──────── MATERIAL FOR THIS TASK

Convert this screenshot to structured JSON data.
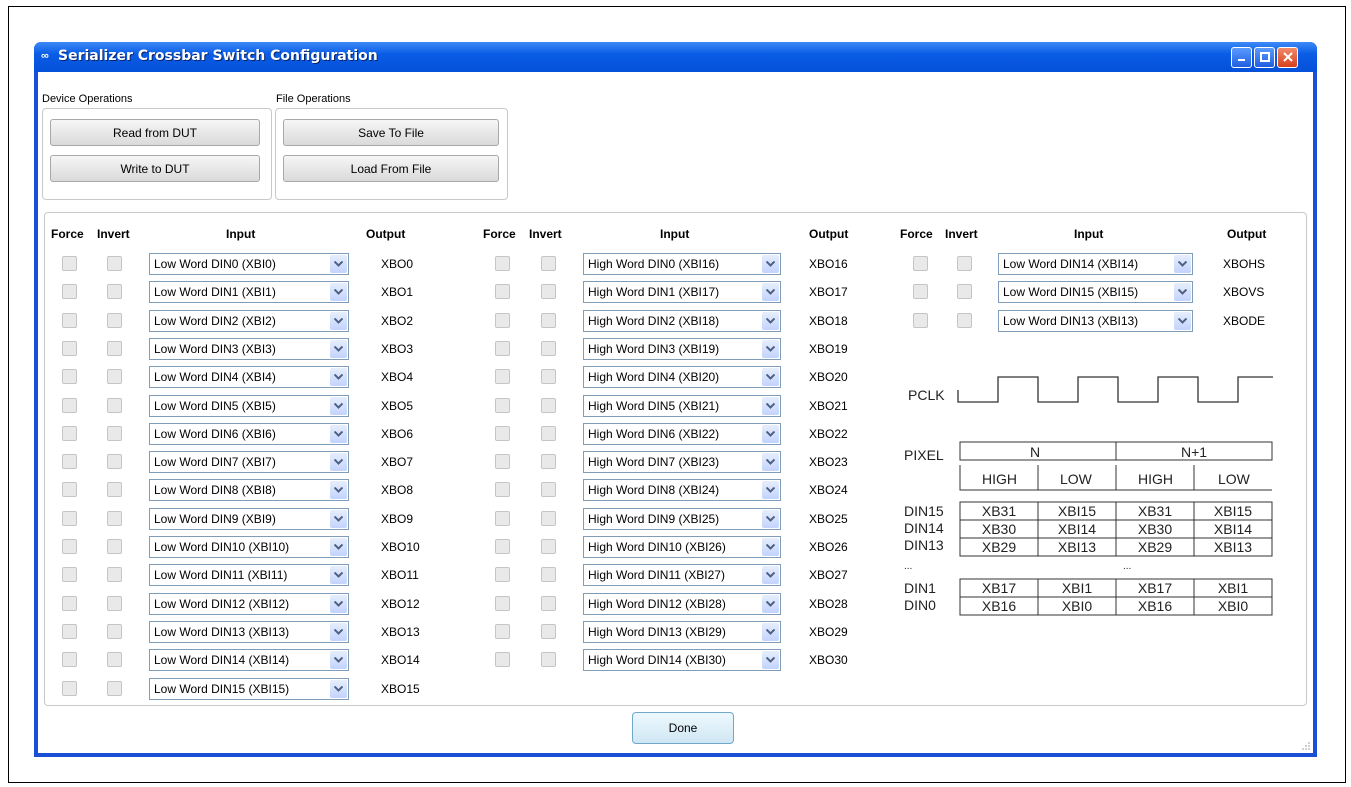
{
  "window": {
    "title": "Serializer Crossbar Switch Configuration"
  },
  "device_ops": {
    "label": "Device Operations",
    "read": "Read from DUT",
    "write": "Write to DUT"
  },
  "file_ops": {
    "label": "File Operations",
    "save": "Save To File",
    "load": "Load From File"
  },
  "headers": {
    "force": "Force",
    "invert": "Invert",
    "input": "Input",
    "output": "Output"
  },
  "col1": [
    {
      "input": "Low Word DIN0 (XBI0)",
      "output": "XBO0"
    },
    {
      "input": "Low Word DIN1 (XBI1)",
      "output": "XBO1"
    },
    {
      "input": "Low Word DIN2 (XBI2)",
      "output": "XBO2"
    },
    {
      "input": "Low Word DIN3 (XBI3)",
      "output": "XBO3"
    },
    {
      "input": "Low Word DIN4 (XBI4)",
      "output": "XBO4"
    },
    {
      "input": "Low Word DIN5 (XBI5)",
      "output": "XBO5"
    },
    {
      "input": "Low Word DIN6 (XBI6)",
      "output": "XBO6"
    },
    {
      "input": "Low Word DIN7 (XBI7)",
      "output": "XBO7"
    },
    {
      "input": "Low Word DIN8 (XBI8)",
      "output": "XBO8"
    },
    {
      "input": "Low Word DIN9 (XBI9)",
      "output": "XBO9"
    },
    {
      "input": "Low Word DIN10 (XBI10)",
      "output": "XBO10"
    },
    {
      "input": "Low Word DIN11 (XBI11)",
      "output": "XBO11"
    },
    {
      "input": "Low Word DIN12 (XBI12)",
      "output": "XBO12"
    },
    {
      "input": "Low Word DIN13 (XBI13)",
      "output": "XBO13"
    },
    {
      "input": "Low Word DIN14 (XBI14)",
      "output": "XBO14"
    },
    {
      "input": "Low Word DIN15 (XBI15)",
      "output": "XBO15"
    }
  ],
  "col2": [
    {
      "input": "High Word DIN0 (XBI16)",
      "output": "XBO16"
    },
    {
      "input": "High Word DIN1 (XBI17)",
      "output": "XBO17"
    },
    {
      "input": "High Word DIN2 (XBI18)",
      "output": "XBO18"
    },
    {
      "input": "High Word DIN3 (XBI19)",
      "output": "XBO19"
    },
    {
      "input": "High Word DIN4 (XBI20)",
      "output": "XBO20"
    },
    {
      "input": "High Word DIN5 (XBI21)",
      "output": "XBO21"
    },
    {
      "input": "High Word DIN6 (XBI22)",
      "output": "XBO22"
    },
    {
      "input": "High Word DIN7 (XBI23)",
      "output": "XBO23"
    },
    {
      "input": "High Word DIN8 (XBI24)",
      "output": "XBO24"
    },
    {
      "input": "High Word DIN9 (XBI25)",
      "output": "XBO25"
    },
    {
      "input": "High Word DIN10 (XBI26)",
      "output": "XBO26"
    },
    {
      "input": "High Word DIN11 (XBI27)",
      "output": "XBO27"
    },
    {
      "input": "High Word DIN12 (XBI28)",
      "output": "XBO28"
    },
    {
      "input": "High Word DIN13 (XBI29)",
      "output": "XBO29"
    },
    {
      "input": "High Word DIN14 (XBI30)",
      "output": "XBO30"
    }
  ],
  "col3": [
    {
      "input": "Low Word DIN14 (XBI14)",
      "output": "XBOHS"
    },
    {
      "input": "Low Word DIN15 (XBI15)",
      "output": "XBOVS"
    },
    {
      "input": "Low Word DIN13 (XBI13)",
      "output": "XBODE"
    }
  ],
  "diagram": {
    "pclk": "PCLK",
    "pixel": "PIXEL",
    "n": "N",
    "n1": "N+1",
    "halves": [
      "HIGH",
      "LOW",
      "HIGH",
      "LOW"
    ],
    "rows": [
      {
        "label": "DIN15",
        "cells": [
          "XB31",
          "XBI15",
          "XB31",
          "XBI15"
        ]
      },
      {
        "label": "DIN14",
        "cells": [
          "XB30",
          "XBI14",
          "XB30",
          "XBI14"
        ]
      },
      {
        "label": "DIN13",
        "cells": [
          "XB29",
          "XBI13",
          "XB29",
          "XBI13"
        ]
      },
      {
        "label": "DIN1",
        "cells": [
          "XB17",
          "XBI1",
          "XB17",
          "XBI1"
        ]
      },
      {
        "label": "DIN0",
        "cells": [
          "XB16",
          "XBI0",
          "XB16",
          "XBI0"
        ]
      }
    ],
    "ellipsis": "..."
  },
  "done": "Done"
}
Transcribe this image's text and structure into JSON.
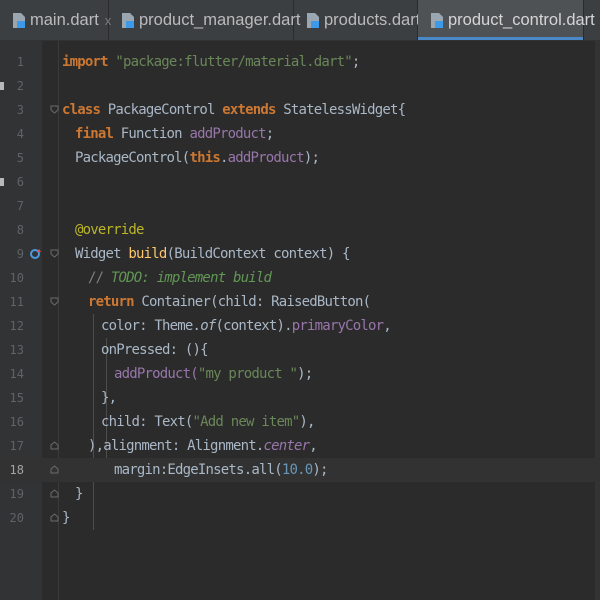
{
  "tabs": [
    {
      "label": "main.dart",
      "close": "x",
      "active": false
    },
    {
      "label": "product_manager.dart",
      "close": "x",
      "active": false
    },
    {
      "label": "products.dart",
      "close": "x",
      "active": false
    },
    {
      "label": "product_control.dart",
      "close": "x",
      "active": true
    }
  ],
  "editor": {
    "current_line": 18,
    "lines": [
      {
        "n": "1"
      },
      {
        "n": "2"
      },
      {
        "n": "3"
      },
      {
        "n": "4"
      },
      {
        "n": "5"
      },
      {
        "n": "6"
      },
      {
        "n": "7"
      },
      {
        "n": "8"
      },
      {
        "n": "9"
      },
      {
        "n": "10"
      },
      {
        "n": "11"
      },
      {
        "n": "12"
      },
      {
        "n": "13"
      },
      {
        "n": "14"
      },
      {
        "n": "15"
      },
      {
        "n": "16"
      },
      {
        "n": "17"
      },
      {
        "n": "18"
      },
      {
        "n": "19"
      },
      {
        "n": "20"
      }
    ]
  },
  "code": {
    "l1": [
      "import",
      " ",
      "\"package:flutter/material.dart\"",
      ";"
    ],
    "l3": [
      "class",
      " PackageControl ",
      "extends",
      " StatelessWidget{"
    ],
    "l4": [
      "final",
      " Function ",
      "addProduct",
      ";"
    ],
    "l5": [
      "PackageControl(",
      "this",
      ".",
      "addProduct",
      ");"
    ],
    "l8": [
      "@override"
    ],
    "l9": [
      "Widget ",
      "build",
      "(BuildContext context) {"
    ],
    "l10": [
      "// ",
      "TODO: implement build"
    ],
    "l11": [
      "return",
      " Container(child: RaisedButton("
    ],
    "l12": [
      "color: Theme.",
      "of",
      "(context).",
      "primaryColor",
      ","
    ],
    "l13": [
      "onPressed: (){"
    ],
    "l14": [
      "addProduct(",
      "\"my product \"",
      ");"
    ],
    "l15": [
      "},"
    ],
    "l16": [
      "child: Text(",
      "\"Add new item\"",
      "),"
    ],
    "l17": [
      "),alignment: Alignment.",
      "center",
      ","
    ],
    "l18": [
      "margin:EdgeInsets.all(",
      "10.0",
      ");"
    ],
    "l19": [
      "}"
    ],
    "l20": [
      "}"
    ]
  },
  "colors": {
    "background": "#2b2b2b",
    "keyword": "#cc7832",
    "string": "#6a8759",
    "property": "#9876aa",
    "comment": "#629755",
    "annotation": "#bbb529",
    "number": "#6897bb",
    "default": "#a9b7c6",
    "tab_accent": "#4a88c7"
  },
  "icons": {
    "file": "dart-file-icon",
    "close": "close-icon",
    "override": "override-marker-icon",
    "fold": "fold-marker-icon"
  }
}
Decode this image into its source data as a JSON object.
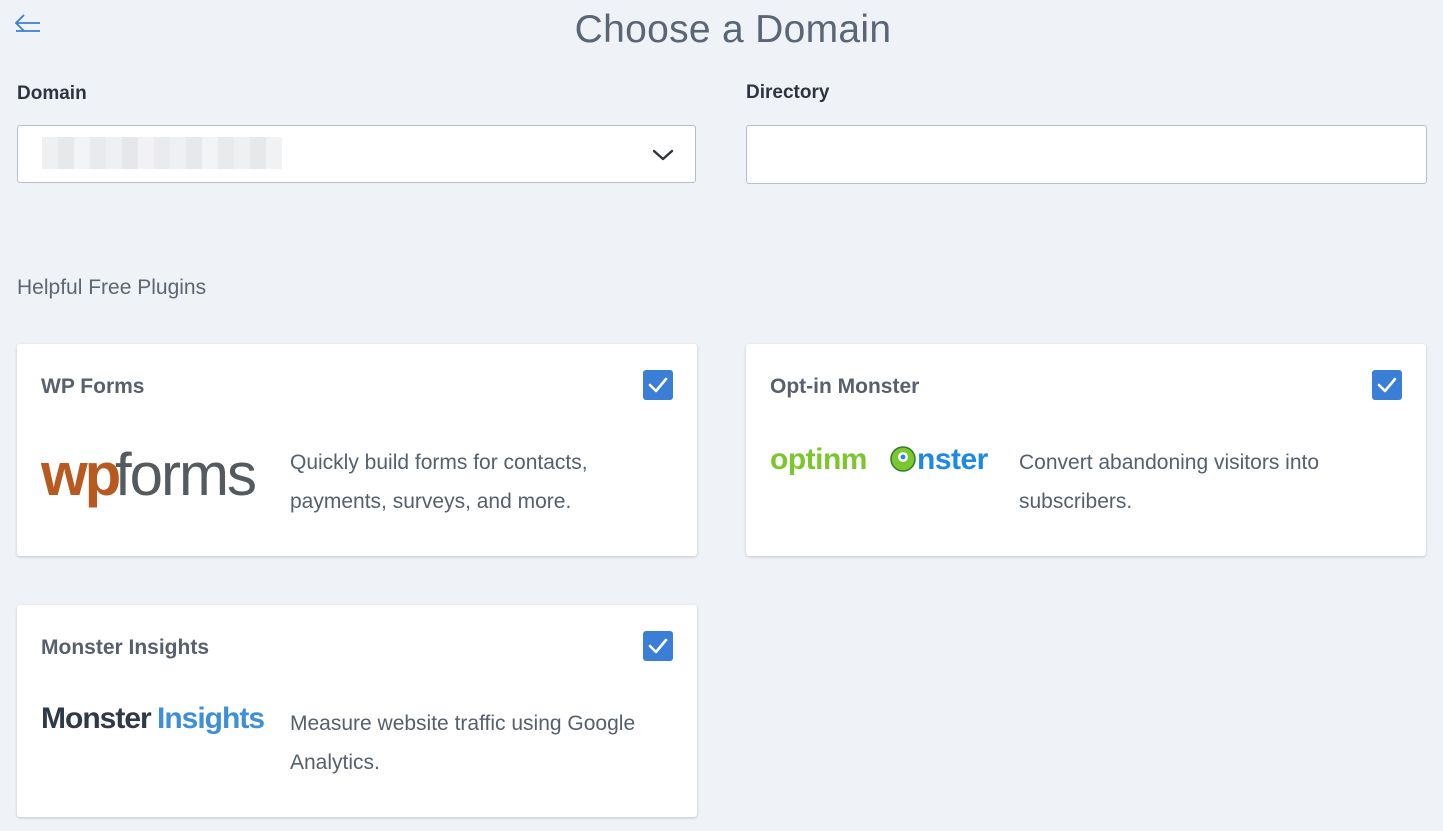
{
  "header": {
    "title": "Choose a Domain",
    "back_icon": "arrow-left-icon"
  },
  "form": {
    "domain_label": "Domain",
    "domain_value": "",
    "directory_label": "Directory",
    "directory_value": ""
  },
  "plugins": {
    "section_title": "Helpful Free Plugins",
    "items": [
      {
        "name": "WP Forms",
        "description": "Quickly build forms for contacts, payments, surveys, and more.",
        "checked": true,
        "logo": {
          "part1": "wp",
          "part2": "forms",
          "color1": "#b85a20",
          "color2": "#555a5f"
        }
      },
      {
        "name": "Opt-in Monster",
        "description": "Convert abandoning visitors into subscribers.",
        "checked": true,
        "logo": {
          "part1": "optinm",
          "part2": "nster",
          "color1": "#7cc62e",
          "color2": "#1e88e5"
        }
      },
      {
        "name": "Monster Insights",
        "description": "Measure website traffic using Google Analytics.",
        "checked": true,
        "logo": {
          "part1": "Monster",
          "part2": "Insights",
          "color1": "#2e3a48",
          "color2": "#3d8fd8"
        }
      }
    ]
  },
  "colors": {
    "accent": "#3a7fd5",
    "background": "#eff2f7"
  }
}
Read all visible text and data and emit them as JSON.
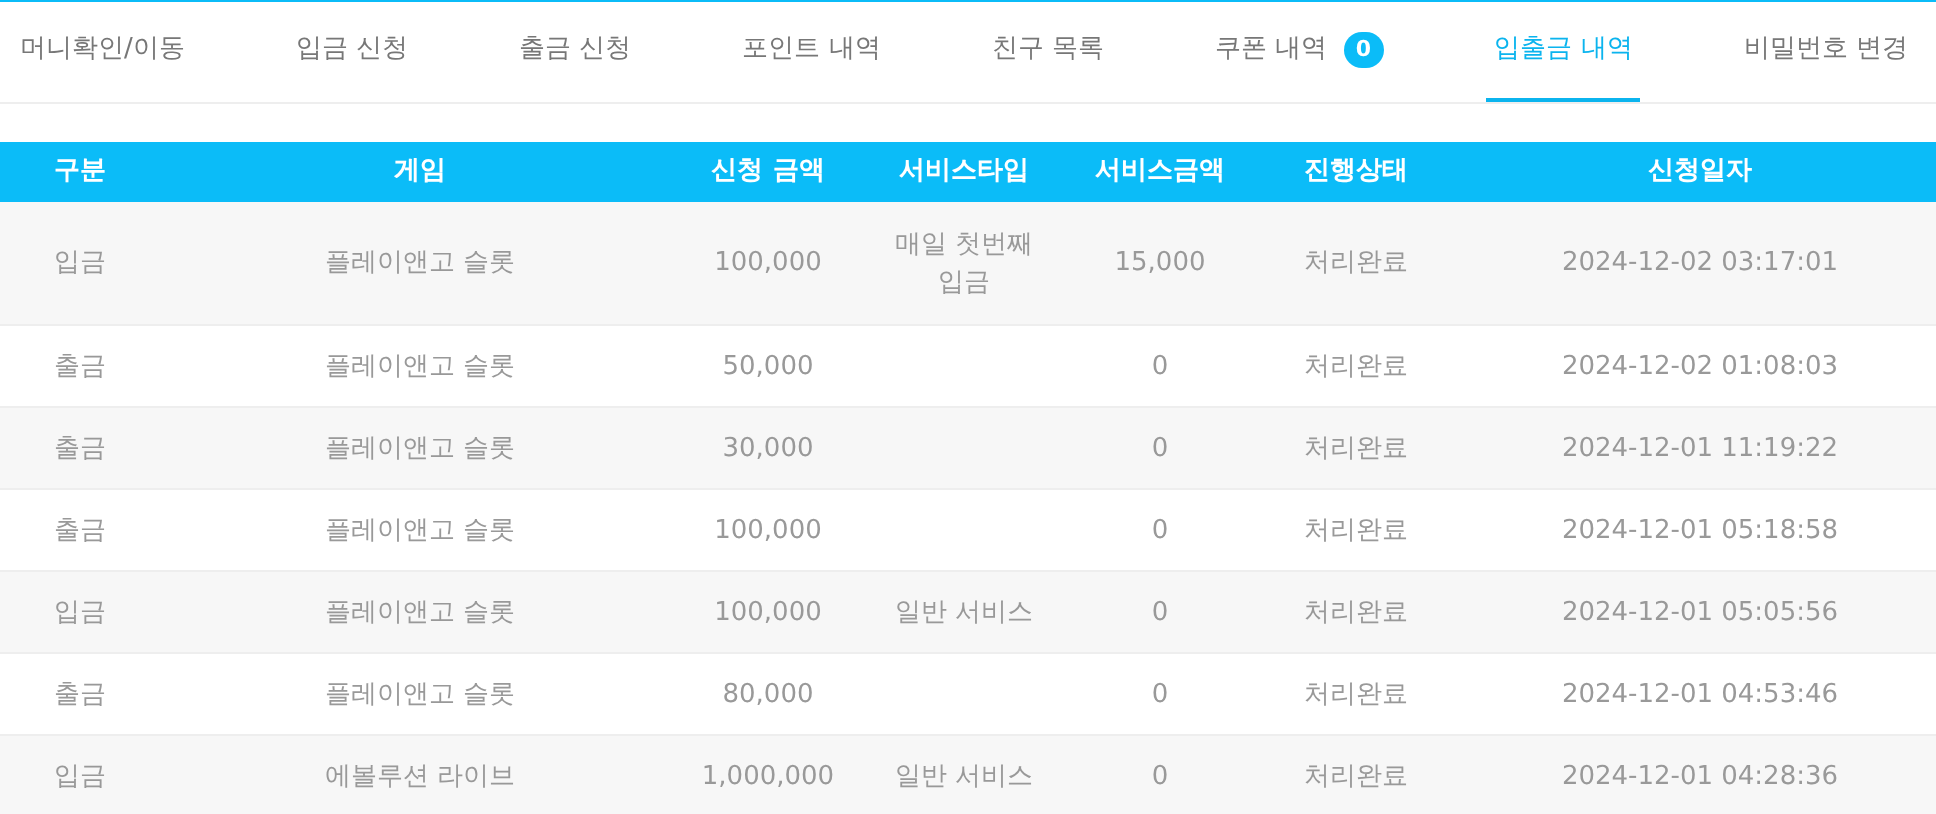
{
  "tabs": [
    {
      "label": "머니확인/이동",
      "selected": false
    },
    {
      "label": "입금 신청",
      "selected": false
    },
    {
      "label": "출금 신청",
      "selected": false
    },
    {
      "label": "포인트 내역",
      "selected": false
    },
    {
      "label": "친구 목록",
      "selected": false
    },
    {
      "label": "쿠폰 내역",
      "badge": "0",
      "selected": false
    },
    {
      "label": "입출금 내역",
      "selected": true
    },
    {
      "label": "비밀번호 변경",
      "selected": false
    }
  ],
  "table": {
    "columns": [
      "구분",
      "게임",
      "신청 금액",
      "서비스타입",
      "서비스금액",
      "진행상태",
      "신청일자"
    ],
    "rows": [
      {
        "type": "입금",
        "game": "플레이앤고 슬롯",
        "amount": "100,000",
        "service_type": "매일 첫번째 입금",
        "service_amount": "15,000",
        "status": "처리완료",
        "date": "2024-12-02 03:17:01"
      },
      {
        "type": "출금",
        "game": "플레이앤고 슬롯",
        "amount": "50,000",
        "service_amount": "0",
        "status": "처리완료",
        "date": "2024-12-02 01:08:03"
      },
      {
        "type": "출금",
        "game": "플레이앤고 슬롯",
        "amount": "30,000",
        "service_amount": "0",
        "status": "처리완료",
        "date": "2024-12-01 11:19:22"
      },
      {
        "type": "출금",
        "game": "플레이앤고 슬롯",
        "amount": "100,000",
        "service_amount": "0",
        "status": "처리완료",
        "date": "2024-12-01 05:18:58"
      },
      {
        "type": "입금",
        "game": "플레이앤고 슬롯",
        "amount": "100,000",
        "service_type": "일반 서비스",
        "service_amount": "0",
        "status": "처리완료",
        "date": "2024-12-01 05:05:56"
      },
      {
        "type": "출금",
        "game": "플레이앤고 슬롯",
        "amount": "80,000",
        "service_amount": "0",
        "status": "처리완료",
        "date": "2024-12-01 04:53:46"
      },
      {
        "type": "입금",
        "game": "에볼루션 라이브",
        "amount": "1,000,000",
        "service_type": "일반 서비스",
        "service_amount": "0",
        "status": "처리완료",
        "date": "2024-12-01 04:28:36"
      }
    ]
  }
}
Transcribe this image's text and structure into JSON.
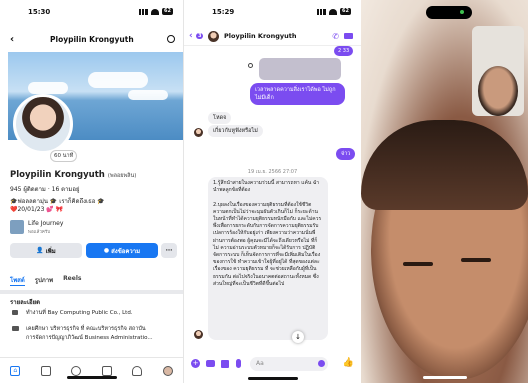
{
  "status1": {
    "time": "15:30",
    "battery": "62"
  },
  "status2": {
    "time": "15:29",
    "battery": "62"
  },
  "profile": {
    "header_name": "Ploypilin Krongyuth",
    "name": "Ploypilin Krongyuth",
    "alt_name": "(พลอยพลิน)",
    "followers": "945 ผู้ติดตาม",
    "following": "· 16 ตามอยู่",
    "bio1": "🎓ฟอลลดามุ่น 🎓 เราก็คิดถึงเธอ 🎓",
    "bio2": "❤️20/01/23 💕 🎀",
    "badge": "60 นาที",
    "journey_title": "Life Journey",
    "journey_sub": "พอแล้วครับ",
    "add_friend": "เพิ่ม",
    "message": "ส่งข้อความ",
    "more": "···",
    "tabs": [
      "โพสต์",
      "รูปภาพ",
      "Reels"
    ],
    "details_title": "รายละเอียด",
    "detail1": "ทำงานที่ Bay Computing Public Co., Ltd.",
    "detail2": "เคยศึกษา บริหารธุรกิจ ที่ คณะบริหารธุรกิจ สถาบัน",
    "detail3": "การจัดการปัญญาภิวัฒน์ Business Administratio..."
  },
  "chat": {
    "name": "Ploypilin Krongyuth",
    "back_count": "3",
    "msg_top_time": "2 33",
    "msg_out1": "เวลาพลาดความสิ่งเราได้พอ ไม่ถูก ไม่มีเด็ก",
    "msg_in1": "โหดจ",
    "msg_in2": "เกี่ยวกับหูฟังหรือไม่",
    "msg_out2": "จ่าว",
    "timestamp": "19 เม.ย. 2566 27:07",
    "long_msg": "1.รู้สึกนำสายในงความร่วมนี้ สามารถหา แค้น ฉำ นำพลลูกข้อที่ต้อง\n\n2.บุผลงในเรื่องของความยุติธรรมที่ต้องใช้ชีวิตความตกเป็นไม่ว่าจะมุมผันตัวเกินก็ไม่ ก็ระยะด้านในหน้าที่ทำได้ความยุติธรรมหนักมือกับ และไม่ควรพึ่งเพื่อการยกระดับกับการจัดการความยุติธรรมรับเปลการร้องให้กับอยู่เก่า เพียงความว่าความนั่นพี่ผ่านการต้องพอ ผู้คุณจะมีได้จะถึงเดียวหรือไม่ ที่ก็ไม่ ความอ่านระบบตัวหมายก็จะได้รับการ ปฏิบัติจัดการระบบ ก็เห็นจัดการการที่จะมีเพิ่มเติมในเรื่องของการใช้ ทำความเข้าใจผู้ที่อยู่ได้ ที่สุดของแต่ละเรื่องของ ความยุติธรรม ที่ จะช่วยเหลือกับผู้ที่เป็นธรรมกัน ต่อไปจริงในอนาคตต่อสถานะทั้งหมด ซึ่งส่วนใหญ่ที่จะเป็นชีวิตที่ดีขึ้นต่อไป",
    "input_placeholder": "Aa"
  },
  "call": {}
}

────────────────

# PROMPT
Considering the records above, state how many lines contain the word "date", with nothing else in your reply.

# EXPECTED ANSWER
7